kinstler (Art and artists) (New York, 1955); L. Kobrin,
Mayne fuftsik yor in amerike (My fifty years in America) (Buenos Aires,
Heftman, Am veadam (Nation and man)
(Tel Aviv, 1956); B. Y. Byalostitski, Kholem
in vor, eseyen (Dream in reality, essays) (New York, 1956);
A. Dimov, in Tsukunft (April 1957);
A. Levinson, Ketavim (Writings) (Tel
Aviv, 1958/1959); L. Faynberg, in Tog-morgn-zhurnal
(November 8, 1959); Faynberg, in Yidisher
bukh almanakh (New York) (November 15, 1959); Faynberg, in Fraye arbeter-shtime (New York)
(November 15, 1966; December 1, 1966); Meylekh Ravitsh, in Keneder odler (Montreal) (December 7, 1959); M. Yofe, in Keneder odler (January 1, 1960); Yofe,
in Unzer vort (Paris) (January 23,
1960); Shimen frug biblyografye
(Bibliography of Shimen Frug) (New York, 1960), 15 pp.;
N. Mayzil, in Tsum hundertstn geburtstog fun shimen frug
(On the 100th
birthday of Shimen Frug), a collection of criticism
concerning the poet (New York, 1960); Mayzil, Tsurikblikn un perspektivn
(Retrospectives and perspectives) (Tel
Aviv: Perets Publ., 1962), see index; Chone Shmeruk, comp., Pirsumim yehudiim babrit-hamoatsot,
(Jewish publications in the Soviet Union, 1917-1961) (Jerusalem,
1961), see index; Y. Rapaport, Zoymen in
(Seeds in the wind) (Buenos Aires, 1961); Rapaport, in Di yidishe post
(Melbourne) (January 13,
1967); Froym Oyerbakh, in Tog-morgn-zhurnal
(September 22, 1961); Y. Klausner, Behitorer
(Amid the awakening of the people) (Jerusalem, 1962), see index; B. Ts.
(Memoirs) (Tel Aviv,
1963); Moshe Basok, Mivḥar
(Selected Yiddish poetry) (Tel Aviv, 1963); L. Yofe, Ketavim

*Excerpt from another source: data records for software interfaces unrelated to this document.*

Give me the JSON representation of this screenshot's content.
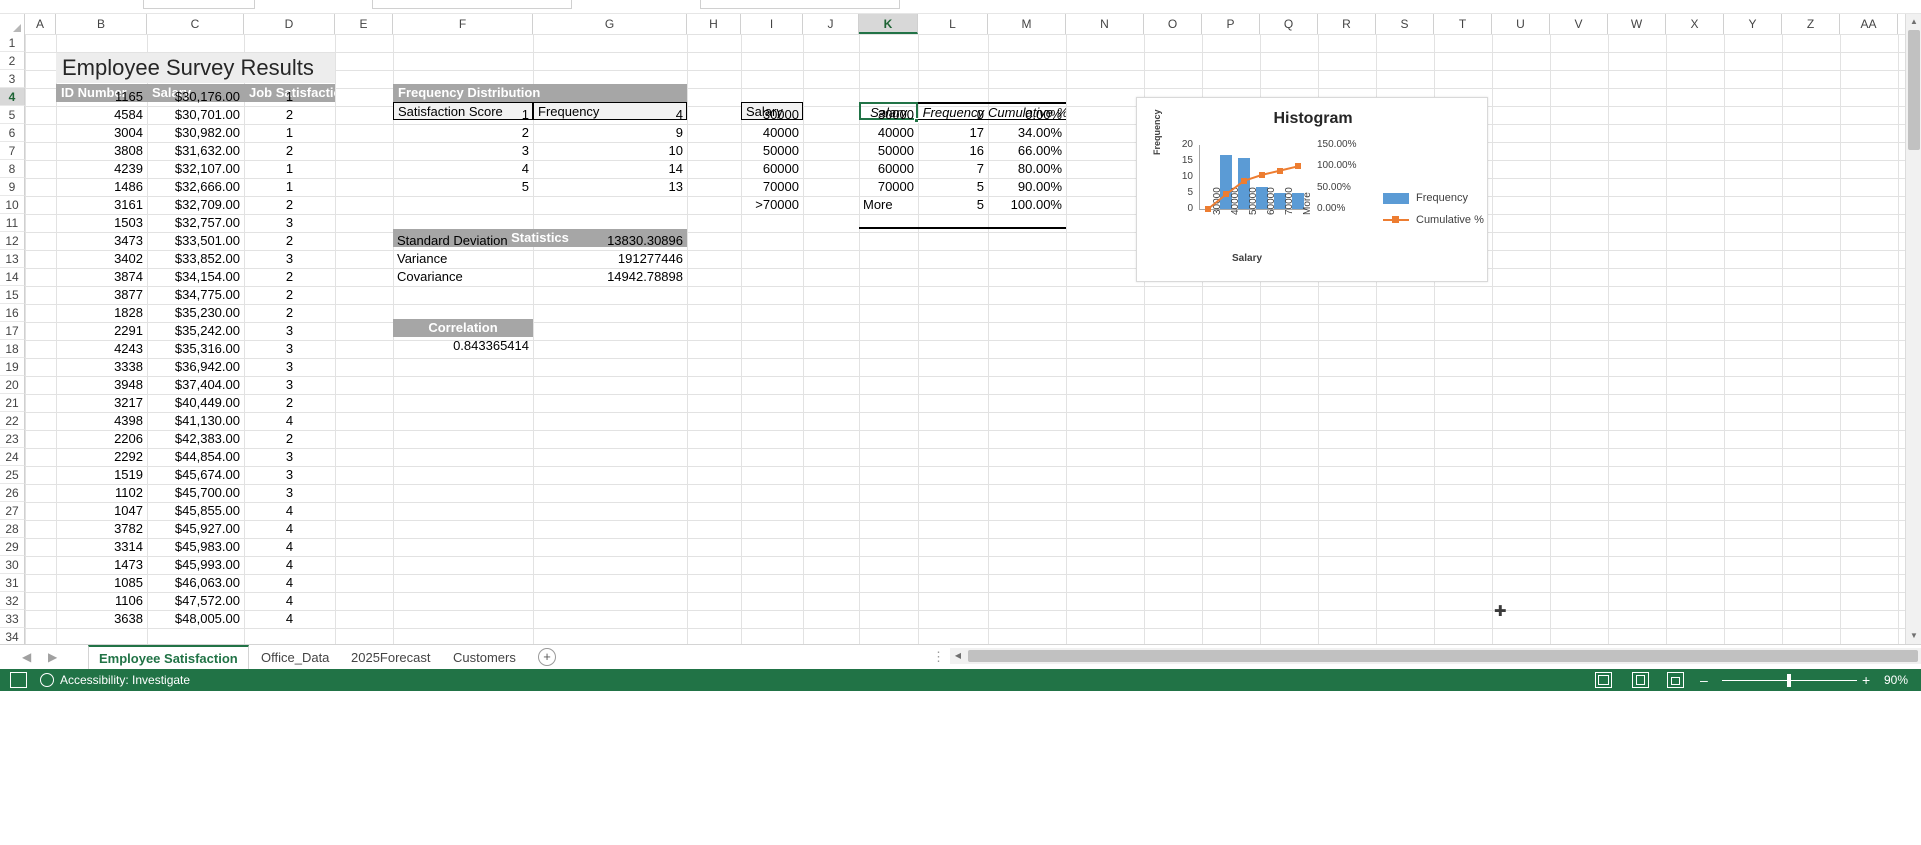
{
  "grid": {
    "columns": [
      "A",
      "B",
      "C",
      "D",
      "E",
      "F",
      "G",
      "H",
      "I",
      "J",
      "K",
      "L",
      "M",
      "N",
      "O",
      "P",
      "Q",
      "R",
      "S",
      "T",
      "U"
    ],
    "selected_column": "K",
    "rows": [
      "1",
      "2",
      "3",
      "4",
      "5",
      "6",
      "7",
      "8",
      "9",
      "10",
      "11",
      "12",
      "13",
      "14",
      "15",
      "16",
      "17",
      "18",
      "19",
      "20",
      "21",
      "22",
      "23",
      "24",
      "25",
      "26",
      "27",
      "28",
      "29",
      "30",
      "31",
      "32",
      "33"
    ],
    "selected_row": "4"
  },
  "sheet": {
    "title": "Employee Survey Results",
    "table_headers": {
      "id": "ID Number",
      "salary": "Salary",
      "satisfaction": "Job Satisfaction"
    },
    "employees": [
      {
        "row": "4",
        "id": "1165",
        "salary": "$30,176.00",
        "sat": "1"
      },
      {
        "row": "5",
        "id": "4584",
        "salary": "$30,701.00",
        "sat": "2"
      },
      {
        "row": "6",
        "id": "3004",
        "salary": "$30,982.00",
        "sat": "1"
      },
      {
        "row": "7",
        "id": "3808",
        "salary": "$31,632.00",
        "sat": "2"
      },
      {
        "row": "8",
        "id": "4239",
        "salary": "$32,107.00",
        "sat": "1"
      },
      {
        "row": "9",
        "id": "1486",
        "salary": "$32,666.00",
        "sat": "1"
      },
      {
        "row": "10",
        "id": "3161",
        "salary": "$32,709.00",
        "sat": "2"
      },
      {
        "row": "11",
        "id": "1503",
        "salary": "$32,757.00",
        "sat": "3"
      },
      {
        "row": "12",
        "id": "3473",
        "salary": "$33,501.00",
        "sat": "2"
      },
      {
        "row": "13",
        "id": "3402",
        "salary": "$33,852.00",
        "sat": "3"
      },
      {
        "row": "14",
        "id": "3874",
        "salary": "$34,154.00",
        "sat": "2"
      },
      {
        "row": "15",
        "id": "3877",
        "salary": "$34,775.00",
        "sat": "2"
      },
      {
        "row": "16",
        "id": "1828",
        "salary": "$35,230.00",
        "sat": "2"
      },
      {
        "row": "17",
        "id": "2291",
        "salary": "$35,242.00",
        "sat": "3"
      },
      {
        "row": "18",
        "id": "4243",
        "salary": "$35,316.00",
        "sat": "3"
      },
      {
        "row": "19",
        "id": "3338",
        "salary": "$36,942.00",
        "sat": "3"
      },
      {
        "row": "20",
        "id": "3948",
        "salary": "$37,404.00",
        "sat": "3"
      },
      {
        "row": "21",
        "id": "3217",
        "salary": "$40,449.00",
        "sat": "2"
      },
      {
        "row": "22",
        "id": "4398",
        "salary": "$41,130.00",
        "sat": "4"
      },
      {
        "row": "23",
        "id": "2206",
        "salary": "$42,383.00",
        "sat": "2"
      },
      {
        "row": "24",
        "id": "2292",
        "salary": "$44,854.00",
        "sat": "3"
      },
      {
        "row": "25",
        "id": "1519",
        "salary": "$45,674.00",
        "sat": "3"
      },
      {
        "row": "26",
        "id": "1102",
        "salary": "$45,700.00",
        "sat": "3"
      },
      {
        "row": "27",
        "id": "1047",
        "salary": "$45,855.00",
        "sat": "4"
      },
      {
        "row": "28",
        "id": "3782",
        "salary": "$45,927.00",
        "sat": "4"
      },
      {
        "row": "29",
        "id": "3314",
        "salary": "$45,983.00",
        "sat": "4"
      },
      {
        "row": "30",
        "id": "1473",
        "salary": "$45,993.00",
        "sat": "4"
      },
      {
        "row": "31",
        "id": "1085",
        "salary": "$46,063.00",
        "sat": "4"
      },
      {
        "row": "32",
        "id": "1106",
        "salary": "$47,572.00",
        "sat": "4"
      },
      {
        "row": "33",
        "id": "3638",
        "salary": "$48,005.00",
        "sat": "4"
      }
    ],
    "frequency_distribution": {
      "band_title": "Frequency Distribution",
      "col_score": "Satisfaction Score",
      "col_freq": "Frequency",
      "rows": [
        {
          "score": "1",
          "freq": "4"
        },
        {
          "score": "2",
          "freq": "9"
        },
        {
          "score": "3",
          "freq": "10"
        },
        {
          "score": "4",
          "freq": "14"
        },
        {
          "score": "5",
          "freq": "13"
        }
      ]
    },
    "statistics": {
      "band_title": "Statistics",
      "rows": [
        {
          "label": "Standard Deviation",
          "value": "13830.30896"
        },
        {
          "label": "Variance",
          "value": "191277446"
        },
        {
          "label": "Covariance",
          "value": "14942.78898"
        }
      ]
    },
    "correlation": {
      "band_title": "Correlation",
      "value": "0.843365414"
    },
    "bins": {
      "header": "Salary",
      "values": [
        "30000",
        "40000",
        "50000",
        "60000",
        "70000",
        ">70000"
      ]
    },
    "histogram_table": {
      "headers": {
        "salary": "Salary",
        "frequency": "Frequency",
        "cumulative": "Cumulative %"
      },
      "rows": [
        {
          "salary": "30000",
          "freq": "0",
          "cum": "0.00%"
        },
        {
          "salary": "40000",
          "freq": "17",
          "cum": "34.00%"
        },
        {
          "salary": "50000",
          "freq": "16",
          "cum": "66.00%"
        },
        {
          "salary": "60000",
          "freq": "7",
          "cum": "80.00%"
        },
        {
          "salary": "70000",
          "freq": "5",
          "cum": "90.00%"
        },
        {
          "salary": "More",
          "freq": "5",
          "cum": "100.00%"
        }
      ]
    }
  },
  "chart_data": {
    "type": "bar",
    "title": "Histogram",
    "xlabel": "Salary",
    "ylabel": "Frequency",
    "categories": [
      "30000",
      "40000",
      "50000",
      "60000",
      "70000",
      "More"
    ],
    "series": [
      {
        "name": "Frequency",
        "type": "bar",
        "values": [
          0,
          17,
          16,
          7,
          5,
          5
        ],
        "color": "#5b9bd5"
      },
      {
        "name": "Cumulative %",
        "type": "line",
        "values": [
          0,
          34,
          66,
          80,
          90,
          100
        ],
        "color": "#ed7d31"
      }
    ],
    "y_ticks": [
      "20",
      "15",
      "10",
      "5",
      "0"
    ],
    "ylim": [
      0,
      20
    ],
    "y2_ticks": [
      "150.00%",
      "100.00%",
      "50.00%",
      "0.00%"
    ],
    "y2lim": [
      0,
      150
    ],
    "grid": false,
    "legend_position": "right",
    "legend": [
      "Frequency",
      "Cumulative %"
    ]
  },
  "tabs": {
    "items": [
      {
        "label": "Employee Satisfaction",
        "active": true
      },
      {
        "label": "Office_Data",
        "active": false
      },
      {
        "label": "2025Forecast",
        "active": false
      },
      {
        "label": "Customers",
        "active": false
      }
    ],
    "add_label": "+",
    "prev_icon": "chevron-left-icon",
    "next_icon": "chevron-right-icon"
  },
  "status": {
    "accessibility": "Accessibility: Investigate",
    "zoom": "90%",
    "zoom_out": "–",
    "zoom_in": "+",
    "view_normal": "normal-view-icon",
    "view_layout": "page-layout-icon",
    "view_break": "page-break-icon",
    "macro_icon": "record-macro-icon"
  },
  "colors": {
    "accent_green": "#217346",
    "band_gray": "#a6a6a6",
    "bar_blue": "#5b9bd5",
    "line_orange": "#ed7d31"
  }
}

(Writings) (Jerusalem, 1964);
Kh. Nadel, in Sovetish heymland
(Moscow) (March 1965); Shmuel Shapiro, Asher
(Whose light I have followed) (Tel Aviv, 1965/1966), pp.
231-33; M. Hampel, in Idishe tsaytung
(Tel Aviv) (September 14, 1966); Hempel, in Hapoal
(Tel Aviv) (Elul 26 [= September 11], 1966); Ben-Tsien Bruker, in Keneder odler
(November 27, 1966); Yoysef
Mendelson, in Di naye tsayt
Aires) (December 2, 1966; December 23, 1966); Sh. D. Zinger, in Yidisher bukh almanakh
pp. 91-96; M. Ungerfeld, in Di goldene
(Tel Aviv) 57 (1966), pp. 229-33; G. Kressel, Leksikon hasifrut haivrit badorot haaḥaronim
(Handbook of modern
Hebrew literature), vol. 1 (Tel Aviv, 1966/1967), pp. 651-52.